Clearing up a misunderstanding
Anti-VEGF drugs for treating wet age-related macular degeneration are highly successful at inhibiting neovascularization, but they are limited to that alone. Clinical trials for Lucentis (ranibizumab) and Eylea (aflibercept) are showing better than 90% success at blocking the growth factors responsible for uncontrolled blood vessel growth into the retina, and off-label Avastin (bevacizumab) has been shown to be equally effective. (1) These drugs, however, are not designed to directly improve vision, as many patients believe.
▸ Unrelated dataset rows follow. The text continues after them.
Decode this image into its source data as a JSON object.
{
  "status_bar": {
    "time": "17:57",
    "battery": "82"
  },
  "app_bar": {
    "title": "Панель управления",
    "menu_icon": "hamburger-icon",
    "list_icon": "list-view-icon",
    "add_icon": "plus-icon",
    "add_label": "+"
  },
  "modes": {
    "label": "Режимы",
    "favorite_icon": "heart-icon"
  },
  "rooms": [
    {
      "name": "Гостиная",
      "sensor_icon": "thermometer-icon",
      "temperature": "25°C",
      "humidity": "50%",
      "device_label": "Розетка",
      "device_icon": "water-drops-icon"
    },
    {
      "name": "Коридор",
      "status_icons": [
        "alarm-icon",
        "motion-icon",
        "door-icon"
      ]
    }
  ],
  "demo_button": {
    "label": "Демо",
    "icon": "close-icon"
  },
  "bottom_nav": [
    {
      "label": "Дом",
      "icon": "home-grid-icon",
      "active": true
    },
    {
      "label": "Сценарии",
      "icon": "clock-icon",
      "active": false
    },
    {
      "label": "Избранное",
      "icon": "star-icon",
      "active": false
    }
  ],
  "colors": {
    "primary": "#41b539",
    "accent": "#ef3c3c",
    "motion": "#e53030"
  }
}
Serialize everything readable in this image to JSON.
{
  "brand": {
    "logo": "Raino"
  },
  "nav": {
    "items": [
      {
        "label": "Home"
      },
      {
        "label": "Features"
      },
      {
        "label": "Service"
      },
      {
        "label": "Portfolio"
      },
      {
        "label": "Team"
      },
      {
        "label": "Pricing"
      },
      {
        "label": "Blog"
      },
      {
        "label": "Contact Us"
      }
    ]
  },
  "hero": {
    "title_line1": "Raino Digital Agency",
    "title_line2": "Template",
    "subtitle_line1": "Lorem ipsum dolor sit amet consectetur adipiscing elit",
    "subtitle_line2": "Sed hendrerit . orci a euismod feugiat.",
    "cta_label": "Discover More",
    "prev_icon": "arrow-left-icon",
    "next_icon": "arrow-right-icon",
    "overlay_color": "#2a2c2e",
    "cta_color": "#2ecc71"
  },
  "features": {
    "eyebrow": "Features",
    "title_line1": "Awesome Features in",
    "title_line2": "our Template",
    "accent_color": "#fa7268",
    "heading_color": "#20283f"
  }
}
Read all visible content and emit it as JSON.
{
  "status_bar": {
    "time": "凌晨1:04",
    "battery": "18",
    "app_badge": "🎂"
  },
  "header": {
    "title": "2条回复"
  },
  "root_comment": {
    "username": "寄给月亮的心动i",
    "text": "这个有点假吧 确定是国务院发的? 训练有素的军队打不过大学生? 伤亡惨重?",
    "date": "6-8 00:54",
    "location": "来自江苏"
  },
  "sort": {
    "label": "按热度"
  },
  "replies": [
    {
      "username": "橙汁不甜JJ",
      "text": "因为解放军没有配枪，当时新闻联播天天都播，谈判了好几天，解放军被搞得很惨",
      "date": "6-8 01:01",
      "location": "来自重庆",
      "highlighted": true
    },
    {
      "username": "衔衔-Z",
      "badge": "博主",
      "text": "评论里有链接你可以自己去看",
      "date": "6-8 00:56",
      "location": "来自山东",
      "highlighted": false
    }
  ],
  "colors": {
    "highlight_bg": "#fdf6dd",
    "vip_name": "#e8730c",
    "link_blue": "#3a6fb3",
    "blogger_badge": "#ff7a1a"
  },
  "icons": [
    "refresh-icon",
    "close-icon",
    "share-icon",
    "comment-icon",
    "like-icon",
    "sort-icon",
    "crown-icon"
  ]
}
Rather, their sole intent is to block future development of leaking blood vessels.
Pravin U. Dugel, MD (Retinal Consultants of Arizona, USC Roski Eye Institute, Keck School of Medicine, and University of Southern California) estimates that, after treatment, only about 25% of patients achieve significant improvement in vision, about 50% achieve driving vision of 20/40 or better, and after 2 years of treatment, about 75% of patients continue to lose vision. (2)
Misunderstanding by some patients arises from the fact that, since fluid from initial leakage is allowed to dissipate after anti-VEGF treatment, some visual improvement has been reported after the first set of injections. The ongoing slow degeneration of the macular cells, however, continues as a natural consequence of the not-yet-curable disease. Permanent improvement in vision is not yet possible, but anti-VEGF drugs are providing years of functional eyesight for patients who would otherwise quickly lose a significant part of their visual field.
To lessen confusion and potential decrease in compliance, this explanation should be made clear to new wet AMD patients and then reinforced often.
1. Antiangiogenic Drugs Are Stopping Neovascularization in Wet Macular Degeneration. Dan Roberts (published online at Living Well With Low Vision, Sept 27, 2012.
2. Anti-PDGF inhibitor development continues despite negative results. Cheryl Guttman Krader (Modern Retina from Ophthalmology Times, June 23, 2017.)